**WORK TO COMPLETE:** Check every line of the data below for the word "marker". Copy the ones that have it.

### MATERIAL PROVIDED ###

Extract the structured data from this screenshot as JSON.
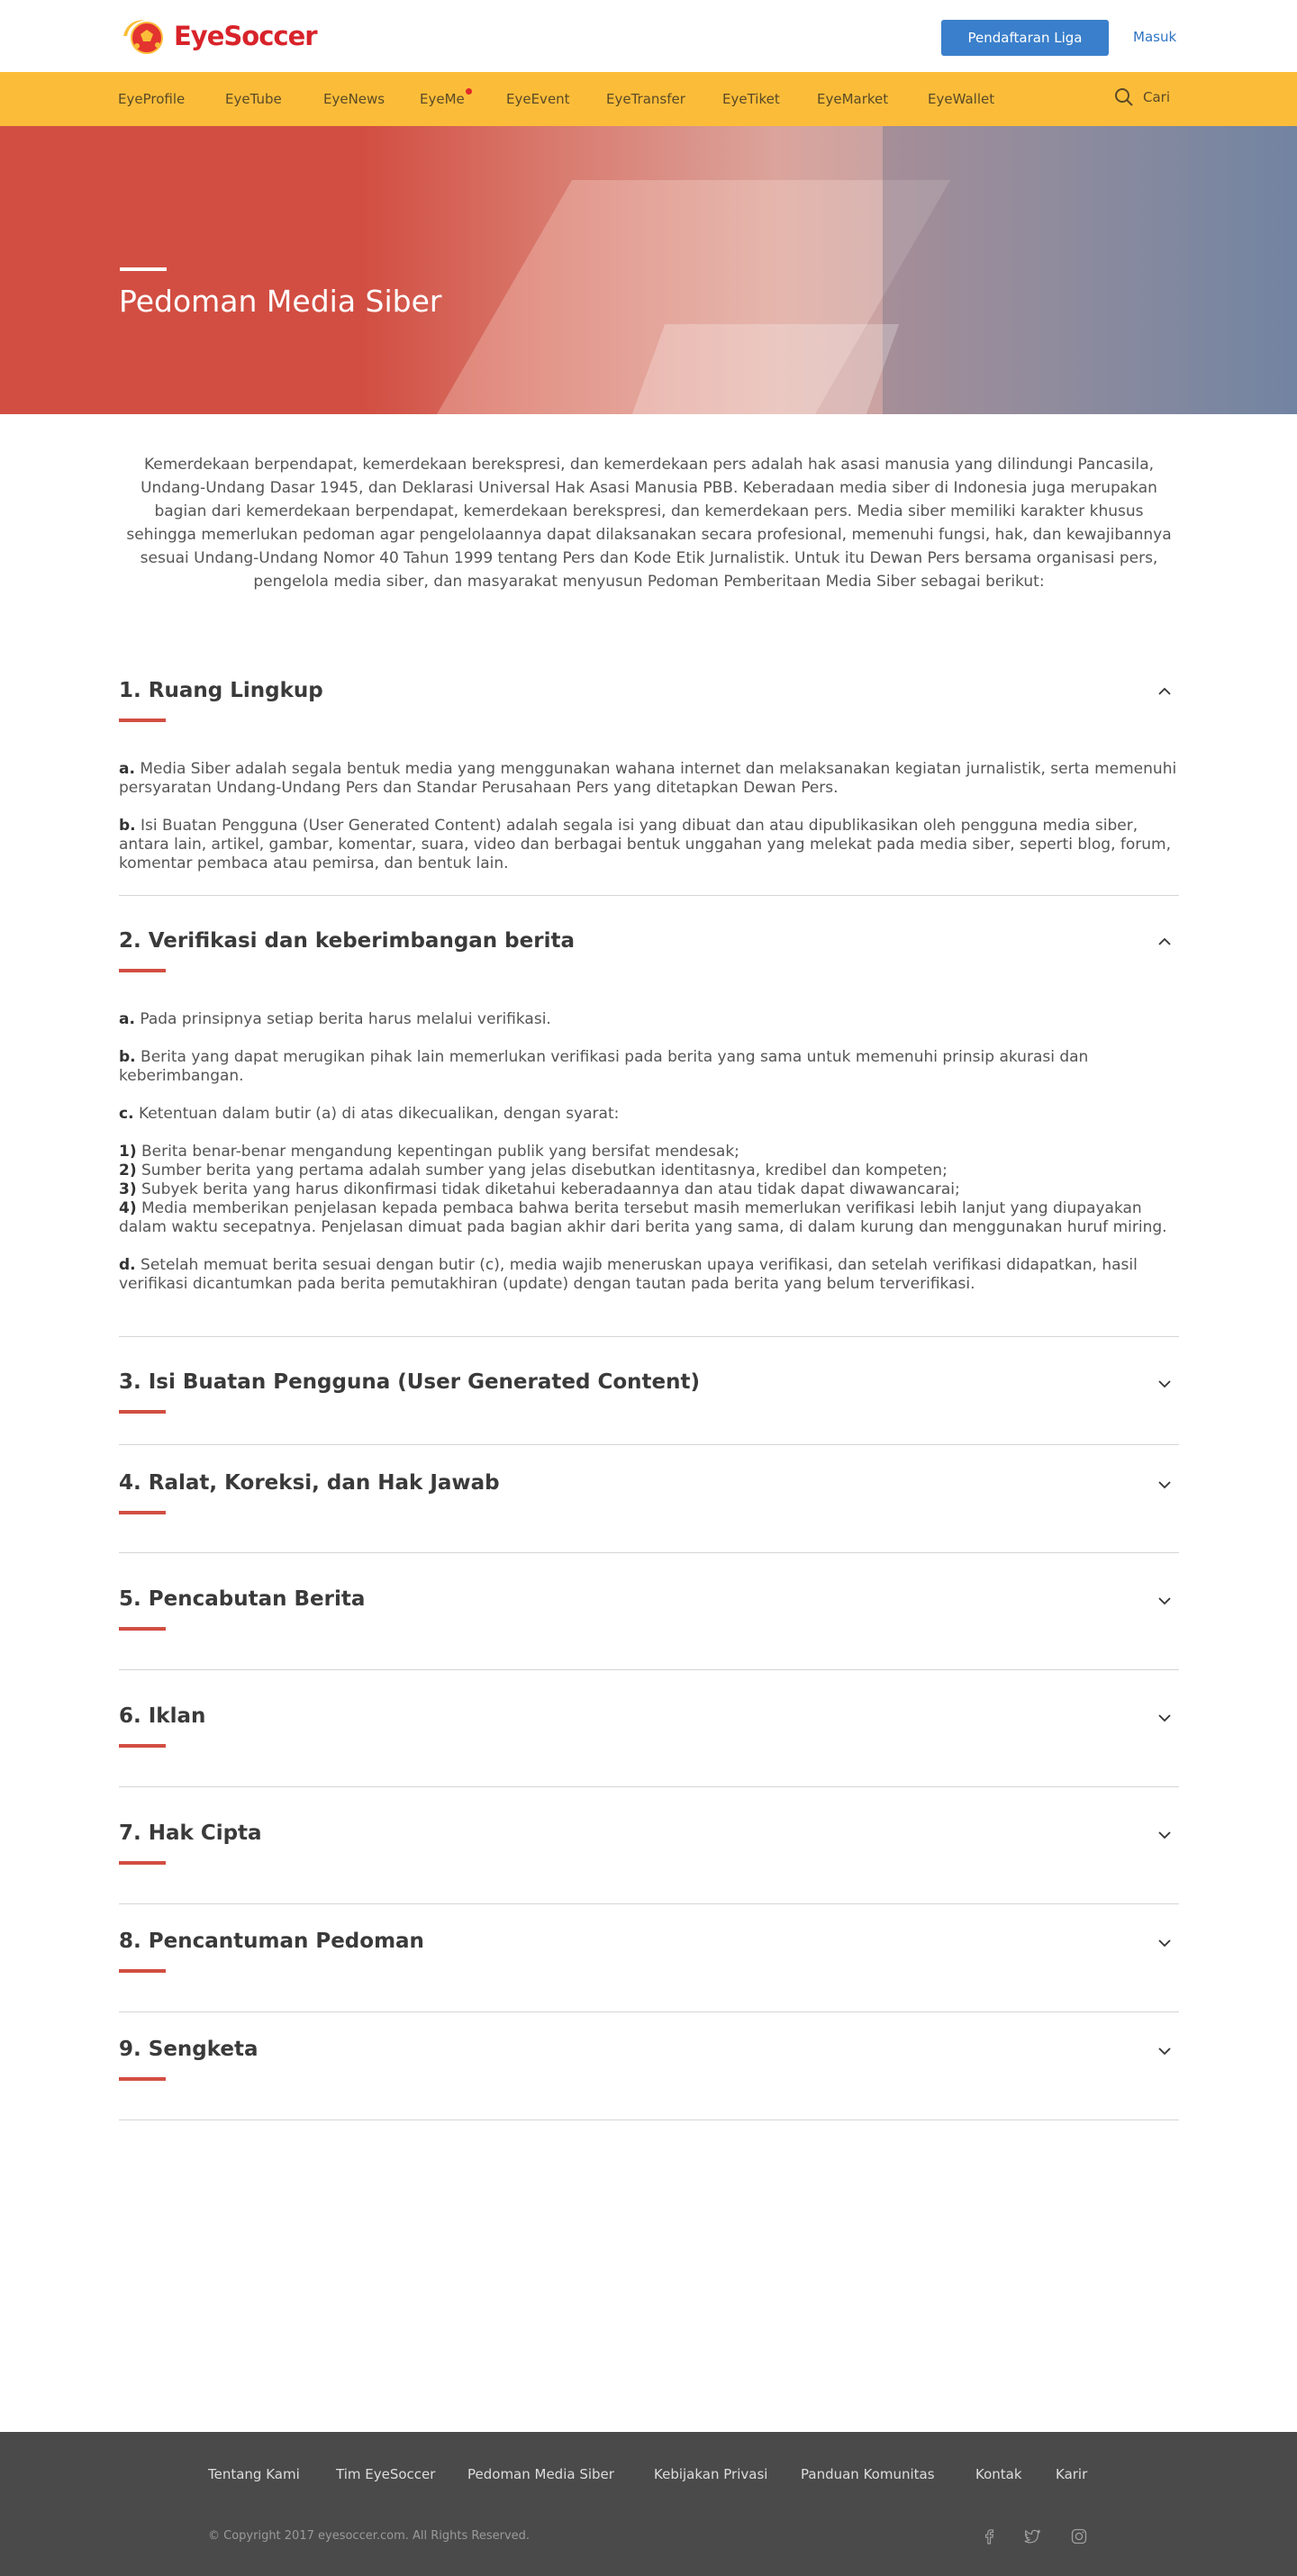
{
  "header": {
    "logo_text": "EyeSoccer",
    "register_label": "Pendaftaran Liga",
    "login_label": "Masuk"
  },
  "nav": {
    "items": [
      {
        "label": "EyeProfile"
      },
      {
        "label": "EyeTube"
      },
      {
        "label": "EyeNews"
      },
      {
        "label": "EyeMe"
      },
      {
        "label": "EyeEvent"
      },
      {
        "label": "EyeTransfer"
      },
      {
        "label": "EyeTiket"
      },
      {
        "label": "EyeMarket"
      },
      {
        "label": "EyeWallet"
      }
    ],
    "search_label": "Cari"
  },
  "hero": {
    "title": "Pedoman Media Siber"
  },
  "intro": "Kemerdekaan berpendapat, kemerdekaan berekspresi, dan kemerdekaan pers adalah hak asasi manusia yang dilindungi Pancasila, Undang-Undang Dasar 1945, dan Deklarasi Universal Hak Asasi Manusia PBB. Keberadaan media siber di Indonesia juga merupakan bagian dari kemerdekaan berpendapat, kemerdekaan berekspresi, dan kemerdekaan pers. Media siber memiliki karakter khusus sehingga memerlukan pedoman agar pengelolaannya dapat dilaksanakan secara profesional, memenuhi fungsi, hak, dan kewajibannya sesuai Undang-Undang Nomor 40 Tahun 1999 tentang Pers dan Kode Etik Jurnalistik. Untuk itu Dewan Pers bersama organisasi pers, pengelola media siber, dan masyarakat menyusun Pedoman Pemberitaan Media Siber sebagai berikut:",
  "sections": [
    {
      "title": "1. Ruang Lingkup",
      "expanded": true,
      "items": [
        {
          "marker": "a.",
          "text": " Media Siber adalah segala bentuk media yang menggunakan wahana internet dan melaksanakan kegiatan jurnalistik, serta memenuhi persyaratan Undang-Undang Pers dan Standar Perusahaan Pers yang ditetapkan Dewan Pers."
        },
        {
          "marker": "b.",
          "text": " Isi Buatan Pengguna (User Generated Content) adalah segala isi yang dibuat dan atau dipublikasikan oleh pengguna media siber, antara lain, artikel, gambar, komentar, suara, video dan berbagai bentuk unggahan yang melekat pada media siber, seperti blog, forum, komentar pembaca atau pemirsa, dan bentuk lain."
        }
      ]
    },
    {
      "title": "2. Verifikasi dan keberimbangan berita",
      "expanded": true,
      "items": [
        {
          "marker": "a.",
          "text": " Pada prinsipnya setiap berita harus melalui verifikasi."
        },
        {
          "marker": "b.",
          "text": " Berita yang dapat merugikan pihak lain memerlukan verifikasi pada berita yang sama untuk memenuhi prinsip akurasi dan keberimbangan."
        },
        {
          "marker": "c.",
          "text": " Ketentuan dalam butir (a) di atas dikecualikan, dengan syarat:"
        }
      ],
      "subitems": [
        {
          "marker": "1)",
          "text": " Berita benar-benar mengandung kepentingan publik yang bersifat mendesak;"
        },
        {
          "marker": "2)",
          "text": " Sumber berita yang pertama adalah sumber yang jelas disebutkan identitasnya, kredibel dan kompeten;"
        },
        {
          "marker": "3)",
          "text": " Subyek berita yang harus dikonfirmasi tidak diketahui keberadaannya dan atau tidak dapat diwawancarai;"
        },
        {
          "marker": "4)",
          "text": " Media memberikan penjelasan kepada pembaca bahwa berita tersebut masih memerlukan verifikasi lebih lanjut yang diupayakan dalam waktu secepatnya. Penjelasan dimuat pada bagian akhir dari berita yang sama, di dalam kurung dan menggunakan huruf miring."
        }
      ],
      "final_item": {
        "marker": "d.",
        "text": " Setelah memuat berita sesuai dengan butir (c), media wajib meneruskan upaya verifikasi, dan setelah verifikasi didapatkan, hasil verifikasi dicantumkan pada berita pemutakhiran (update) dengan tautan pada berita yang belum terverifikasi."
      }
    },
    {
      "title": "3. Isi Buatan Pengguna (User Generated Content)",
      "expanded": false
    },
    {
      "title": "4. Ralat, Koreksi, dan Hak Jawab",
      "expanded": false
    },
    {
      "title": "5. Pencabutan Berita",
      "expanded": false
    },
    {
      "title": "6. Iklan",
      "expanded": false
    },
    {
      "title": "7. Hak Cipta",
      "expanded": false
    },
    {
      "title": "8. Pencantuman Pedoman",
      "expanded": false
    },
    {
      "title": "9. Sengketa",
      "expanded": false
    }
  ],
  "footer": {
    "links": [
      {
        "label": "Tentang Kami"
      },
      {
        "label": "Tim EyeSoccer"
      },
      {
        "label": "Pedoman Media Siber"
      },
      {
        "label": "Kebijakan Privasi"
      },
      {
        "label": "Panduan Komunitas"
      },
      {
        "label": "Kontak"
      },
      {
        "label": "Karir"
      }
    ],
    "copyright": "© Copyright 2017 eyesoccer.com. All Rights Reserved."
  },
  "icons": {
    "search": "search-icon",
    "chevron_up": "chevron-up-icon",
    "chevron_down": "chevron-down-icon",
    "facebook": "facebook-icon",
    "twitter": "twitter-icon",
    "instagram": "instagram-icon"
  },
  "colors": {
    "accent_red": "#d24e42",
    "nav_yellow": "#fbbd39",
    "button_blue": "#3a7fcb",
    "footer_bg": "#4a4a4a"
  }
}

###
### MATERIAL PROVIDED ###

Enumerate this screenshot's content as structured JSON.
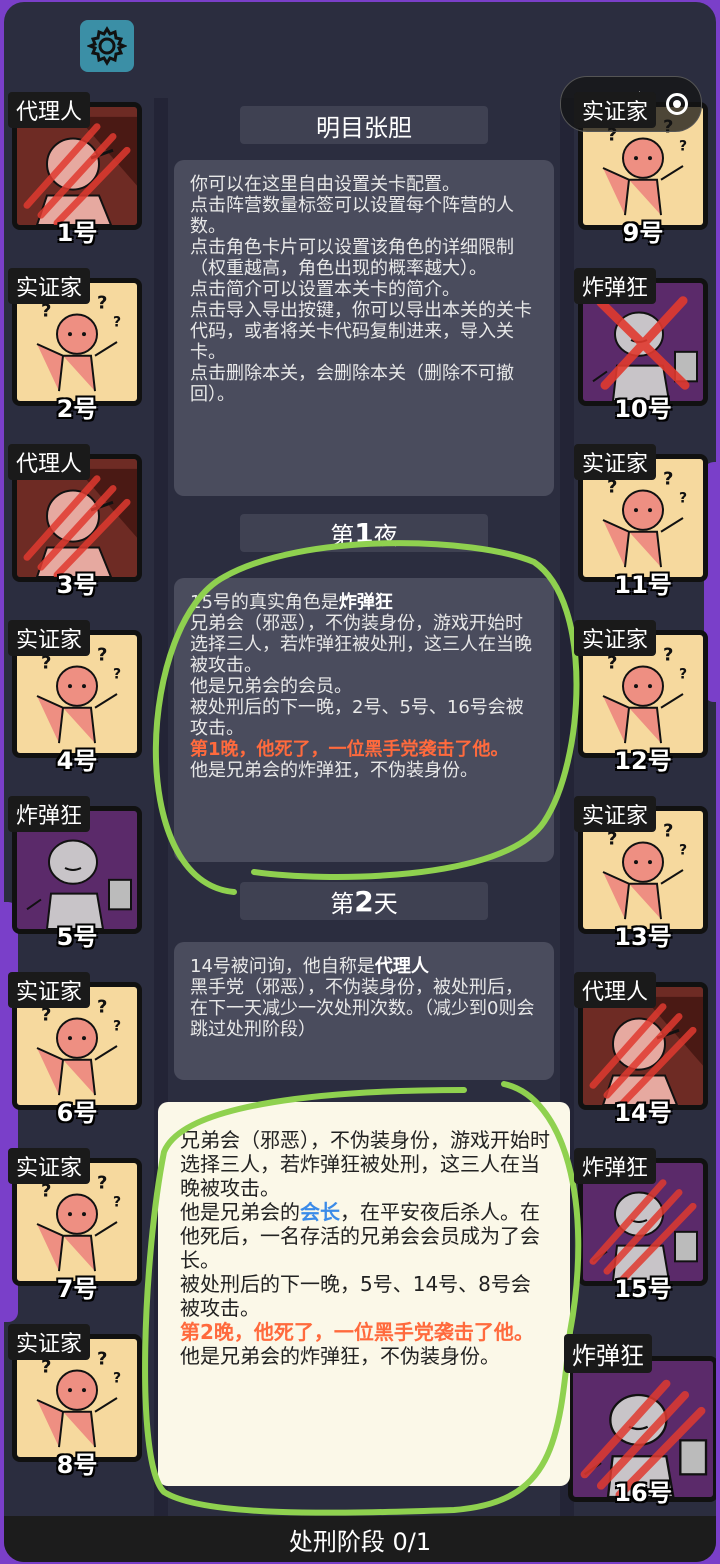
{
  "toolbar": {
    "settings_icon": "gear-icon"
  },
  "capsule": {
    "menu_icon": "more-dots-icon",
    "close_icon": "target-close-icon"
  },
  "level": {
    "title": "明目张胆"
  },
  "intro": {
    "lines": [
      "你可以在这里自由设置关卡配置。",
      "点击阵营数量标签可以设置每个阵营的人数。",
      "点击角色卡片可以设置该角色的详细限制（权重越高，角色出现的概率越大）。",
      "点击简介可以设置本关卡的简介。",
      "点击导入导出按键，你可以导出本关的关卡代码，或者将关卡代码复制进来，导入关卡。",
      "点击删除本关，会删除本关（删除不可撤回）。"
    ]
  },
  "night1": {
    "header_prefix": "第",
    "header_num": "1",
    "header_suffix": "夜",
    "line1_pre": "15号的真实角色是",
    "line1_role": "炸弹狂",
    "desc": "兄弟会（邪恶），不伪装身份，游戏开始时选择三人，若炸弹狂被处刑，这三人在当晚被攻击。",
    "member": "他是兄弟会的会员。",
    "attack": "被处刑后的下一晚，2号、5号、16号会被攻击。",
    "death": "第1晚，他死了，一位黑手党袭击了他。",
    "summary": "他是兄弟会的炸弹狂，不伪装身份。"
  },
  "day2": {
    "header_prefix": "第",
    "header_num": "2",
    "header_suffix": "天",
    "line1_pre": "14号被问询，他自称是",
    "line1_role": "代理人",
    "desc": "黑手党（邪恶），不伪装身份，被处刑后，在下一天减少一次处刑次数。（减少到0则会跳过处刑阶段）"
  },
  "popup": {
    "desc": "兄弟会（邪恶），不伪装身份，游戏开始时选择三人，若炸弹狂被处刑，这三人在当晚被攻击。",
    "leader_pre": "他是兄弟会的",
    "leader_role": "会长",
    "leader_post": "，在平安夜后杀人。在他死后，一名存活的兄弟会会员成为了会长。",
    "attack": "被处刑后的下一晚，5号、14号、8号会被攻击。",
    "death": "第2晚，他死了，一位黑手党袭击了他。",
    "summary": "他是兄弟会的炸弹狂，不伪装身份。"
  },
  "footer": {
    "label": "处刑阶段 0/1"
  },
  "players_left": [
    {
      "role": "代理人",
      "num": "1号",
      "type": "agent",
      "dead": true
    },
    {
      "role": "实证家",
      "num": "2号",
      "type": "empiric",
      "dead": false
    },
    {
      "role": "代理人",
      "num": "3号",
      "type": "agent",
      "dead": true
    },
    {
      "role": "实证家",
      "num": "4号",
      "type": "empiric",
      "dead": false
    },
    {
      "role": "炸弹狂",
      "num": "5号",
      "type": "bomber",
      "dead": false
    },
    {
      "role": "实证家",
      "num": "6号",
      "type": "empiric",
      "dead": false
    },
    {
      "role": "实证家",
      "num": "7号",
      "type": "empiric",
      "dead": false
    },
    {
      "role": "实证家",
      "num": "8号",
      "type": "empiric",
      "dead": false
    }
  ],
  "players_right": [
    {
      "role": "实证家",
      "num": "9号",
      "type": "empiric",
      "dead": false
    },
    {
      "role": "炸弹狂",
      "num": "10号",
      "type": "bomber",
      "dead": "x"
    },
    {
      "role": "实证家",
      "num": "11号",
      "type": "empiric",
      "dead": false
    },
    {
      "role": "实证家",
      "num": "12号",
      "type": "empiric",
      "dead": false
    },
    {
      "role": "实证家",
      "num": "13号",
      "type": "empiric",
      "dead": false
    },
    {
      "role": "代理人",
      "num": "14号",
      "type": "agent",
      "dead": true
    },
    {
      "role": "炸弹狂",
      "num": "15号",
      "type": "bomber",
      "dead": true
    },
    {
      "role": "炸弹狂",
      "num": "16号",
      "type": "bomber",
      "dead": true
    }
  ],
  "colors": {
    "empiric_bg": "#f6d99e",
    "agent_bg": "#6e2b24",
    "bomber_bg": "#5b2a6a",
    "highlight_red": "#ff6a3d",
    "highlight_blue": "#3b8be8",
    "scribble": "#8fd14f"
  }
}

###

**SOLUTION TO THE EXERCISE:**
          "marker": "a.",
          "marker": "b.",
          "marker": "a.",
          "marker": "b.",
          "marker": "c.",
          "marker": "1)",
          "marker": "2)",
          "marker": "3)",
          "marker": "4)",
        "marker": "d.",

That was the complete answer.